* **Data for analysis**
········

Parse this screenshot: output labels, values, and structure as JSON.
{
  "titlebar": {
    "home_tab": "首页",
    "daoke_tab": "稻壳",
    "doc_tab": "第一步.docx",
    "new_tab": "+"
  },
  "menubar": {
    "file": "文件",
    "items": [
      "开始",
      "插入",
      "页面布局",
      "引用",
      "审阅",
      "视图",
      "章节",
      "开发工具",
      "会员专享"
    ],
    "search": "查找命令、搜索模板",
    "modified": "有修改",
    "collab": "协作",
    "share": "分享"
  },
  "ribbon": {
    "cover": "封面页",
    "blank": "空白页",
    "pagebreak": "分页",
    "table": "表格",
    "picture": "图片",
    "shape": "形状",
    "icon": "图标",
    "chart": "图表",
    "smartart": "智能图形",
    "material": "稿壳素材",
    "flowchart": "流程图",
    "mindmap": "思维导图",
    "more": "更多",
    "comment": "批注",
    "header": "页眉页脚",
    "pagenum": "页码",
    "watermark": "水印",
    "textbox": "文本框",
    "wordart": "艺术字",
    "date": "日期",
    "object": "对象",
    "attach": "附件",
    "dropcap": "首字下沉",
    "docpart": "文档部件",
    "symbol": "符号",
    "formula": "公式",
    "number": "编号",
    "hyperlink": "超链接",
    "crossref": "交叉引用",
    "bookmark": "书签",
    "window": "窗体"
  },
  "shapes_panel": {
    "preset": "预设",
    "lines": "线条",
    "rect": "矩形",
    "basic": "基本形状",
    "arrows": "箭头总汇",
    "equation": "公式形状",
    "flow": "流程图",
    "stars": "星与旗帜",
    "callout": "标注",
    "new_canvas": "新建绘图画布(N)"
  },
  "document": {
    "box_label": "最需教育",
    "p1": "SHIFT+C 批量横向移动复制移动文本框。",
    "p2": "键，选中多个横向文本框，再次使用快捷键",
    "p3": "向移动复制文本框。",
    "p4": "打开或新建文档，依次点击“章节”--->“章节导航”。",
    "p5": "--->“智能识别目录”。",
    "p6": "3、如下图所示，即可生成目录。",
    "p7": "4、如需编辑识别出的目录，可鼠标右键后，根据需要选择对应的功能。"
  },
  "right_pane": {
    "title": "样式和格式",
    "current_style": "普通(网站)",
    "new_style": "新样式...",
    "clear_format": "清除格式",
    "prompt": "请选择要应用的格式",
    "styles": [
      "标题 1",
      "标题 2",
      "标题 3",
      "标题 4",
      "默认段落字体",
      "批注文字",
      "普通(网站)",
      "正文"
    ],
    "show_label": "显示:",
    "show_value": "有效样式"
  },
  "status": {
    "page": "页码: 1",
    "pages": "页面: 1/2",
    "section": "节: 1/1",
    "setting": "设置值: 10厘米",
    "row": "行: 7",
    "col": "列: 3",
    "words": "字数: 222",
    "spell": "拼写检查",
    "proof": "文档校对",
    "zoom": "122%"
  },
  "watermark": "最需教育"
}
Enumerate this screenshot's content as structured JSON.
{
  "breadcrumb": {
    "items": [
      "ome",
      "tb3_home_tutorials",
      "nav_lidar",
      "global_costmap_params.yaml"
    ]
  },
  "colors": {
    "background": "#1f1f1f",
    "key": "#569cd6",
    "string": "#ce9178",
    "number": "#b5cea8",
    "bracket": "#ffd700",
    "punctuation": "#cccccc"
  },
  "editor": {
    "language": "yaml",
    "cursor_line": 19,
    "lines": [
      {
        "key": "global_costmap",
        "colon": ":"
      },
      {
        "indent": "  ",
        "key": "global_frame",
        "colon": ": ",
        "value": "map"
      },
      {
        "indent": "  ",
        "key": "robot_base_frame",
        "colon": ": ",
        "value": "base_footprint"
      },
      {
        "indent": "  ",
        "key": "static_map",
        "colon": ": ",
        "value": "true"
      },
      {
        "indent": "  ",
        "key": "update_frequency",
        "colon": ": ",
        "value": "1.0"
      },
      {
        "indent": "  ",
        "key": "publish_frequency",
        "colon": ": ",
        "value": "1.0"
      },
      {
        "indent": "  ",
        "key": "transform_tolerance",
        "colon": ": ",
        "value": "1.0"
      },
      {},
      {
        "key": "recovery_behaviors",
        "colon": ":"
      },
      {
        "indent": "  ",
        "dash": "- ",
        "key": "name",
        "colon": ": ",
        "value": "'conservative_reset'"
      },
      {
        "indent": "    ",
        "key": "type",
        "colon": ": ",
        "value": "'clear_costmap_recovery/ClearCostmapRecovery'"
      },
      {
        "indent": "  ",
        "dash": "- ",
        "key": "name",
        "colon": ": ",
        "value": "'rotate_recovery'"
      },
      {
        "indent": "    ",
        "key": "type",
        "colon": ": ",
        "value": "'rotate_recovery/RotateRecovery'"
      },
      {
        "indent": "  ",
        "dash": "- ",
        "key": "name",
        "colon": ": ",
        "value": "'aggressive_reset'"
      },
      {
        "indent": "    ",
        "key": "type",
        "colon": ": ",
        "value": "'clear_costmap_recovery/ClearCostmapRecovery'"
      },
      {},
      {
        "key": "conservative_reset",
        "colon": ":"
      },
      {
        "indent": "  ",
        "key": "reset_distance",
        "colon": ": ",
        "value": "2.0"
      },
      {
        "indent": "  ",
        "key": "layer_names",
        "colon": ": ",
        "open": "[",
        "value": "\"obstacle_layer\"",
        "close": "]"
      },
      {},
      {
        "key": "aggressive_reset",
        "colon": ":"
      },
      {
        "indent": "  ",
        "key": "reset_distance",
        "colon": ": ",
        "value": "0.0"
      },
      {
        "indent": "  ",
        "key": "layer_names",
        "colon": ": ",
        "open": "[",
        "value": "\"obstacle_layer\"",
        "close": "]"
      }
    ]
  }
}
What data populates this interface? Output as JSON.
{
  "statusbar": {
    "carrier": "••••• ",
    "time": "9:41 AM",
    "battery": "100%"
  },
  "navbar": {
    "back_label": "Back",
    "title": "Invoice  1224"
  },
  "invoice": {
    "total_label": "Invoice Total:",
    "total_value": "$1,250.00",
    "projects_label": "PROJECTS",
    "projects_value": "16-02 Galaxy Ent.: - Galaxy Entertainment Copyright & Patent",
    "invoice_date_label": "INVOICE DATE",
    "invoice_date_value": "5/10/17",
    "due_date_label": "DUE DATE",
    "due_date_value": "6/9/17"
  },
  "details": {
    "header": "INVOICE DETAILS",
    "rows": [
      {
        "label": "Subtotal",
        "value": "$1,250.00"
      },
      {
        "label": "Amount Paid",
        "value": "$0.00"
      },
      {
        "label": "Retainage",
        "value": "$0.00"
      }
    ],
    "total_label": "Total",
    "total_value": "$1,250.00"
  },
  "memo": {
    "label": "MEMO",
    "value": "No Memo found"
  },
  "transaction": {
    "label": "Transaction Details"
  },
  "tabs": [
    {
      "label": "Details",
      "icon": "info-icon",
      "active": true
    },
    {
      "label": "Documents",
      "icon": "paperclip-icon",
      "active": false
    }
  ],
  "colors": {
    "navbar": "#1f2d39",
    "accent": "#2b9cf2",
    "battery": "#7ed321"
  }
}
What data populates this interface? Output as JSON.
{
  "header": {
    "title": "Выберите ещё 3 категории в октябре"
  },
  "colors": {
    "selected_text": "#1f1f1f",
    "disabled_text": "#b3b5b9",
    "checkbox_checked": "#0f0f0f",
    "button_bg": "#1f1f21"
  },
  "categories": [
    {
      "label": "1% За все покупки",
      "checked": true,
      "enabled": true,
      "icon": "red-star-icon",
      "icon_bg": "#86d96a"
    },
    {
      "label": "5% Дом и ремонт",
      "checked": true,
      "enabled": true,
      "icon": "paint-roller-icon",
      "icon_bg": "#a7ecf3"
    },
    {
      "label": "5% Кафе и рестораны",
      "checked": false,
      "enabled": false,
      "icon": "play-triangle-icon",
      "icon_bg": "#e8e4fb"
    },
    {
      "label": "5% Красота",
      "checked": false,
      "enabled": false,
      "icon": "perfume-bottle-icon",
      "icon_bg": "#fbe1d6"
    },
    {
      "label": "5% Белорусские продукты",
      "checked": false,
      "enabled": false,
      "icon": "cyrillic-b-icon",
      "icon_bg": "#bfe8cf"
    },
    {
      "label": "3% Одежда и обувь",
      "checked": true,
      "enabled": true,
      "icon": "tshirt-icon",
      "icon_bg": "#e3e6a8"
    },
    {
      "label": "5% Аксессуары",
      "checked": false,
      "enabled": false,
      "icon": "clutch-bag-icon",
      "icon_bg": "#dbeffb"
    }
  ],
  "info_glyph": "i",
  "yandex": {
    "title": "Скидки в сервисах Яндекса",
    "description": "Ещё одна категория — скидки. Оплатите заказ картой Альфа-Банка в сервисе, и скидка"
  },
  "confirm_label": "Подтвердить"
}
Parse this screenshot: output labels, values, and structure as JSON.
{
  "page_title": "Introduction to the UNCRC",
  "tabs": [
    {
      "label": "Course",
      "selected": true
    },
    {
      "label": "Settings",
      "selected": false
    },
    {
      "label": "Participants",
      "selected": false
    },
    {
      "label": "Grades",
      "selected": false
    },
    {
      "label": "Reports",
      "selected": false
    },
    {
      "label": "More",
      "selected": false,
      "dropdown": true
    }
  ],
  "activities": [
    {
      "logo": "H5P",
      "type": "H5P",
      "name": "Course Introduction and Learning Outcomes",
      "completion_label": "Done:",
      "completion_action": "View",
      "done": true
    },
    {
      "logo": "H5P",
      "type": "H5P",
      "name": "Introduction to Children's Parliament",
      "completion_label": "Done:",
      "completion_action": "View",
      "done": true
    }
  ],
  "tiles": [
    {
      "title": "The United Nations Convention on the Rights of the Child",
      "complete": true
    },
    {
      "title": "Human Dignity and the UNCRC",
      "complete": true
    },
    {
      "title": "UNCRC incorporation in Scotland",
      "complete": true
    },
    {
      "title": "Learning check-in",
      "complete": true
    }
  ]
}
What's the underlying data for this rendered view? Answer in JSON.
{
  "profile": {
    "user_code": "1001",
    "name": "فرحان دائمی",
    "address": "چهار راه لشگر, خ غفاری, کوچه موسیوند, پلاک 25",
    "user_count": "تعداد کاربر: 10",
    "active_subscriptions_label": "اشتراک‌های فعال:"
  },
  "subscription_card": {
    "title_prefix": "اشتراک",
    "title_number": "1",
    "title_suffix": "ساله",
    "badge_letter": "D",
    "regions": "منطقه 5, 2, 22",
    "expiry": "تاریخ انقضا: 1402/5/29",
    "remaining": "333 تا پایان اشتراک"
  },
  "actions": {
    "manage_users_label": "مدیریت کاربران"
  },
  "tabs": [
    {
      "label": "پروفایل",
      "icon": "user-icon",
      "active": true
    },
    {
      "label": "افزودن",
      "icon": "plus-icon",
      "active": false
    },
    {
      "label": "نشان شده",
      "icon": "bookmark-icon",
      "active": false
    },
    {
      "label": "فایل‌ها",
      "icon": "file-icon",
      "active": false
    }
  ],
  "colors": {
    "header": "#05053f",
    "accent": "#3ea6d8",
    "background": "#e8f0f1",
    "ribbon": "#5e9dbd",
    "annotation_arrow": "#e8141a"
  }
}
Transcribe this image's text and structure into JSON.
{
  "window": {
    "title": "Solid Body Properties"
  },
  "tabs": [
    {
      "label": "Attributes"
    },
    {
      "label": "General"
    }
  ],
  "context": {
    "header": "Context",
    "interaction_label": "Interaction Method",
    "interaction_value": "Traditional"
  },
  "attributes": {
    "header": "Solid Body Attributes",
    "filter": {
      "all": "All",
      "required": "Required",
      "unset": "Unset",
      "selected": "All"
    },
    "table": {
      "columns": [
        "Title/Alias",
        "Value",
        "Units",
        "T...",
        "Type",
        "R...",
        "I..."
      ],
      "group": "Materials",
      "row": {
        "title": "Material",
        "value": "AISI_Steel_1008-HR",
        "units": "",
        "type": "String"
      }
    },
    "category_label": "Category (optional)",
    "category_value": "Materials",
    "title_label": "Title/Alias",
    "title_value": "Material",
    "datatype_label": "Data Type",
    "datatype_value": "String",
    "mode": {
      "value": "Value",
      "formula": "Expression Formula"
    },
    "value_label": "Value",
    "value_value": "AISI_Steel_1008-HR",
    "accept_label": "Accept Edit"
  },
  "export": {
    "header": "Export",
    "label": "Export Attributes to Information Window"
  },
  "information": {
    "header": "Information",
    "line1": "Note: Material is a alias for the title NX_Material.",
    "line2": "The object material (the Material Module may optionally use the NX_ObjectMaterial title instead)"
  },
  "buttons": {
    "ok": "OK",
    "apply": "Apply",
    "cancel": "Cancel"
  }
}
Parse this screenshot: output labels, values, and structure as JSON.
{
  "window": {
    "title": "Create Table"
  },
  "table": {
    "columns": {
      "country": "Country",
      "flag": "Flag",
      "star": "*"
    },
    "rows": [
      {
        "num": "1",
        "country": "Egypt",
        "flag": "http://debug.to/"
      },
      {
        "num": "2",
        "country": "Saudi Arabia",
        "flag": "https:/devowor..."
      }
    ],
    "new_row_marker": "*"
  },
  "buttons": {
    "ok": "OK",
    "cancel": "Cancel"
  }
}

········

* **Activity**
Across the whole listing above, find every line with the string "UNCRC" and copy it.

* **Solution for this task**
  "page_title": "Introduction to the UNCRC",
      "title": "Human Dignity and the UNCRC",
      "title": "UNCRC incorporation in Scotland",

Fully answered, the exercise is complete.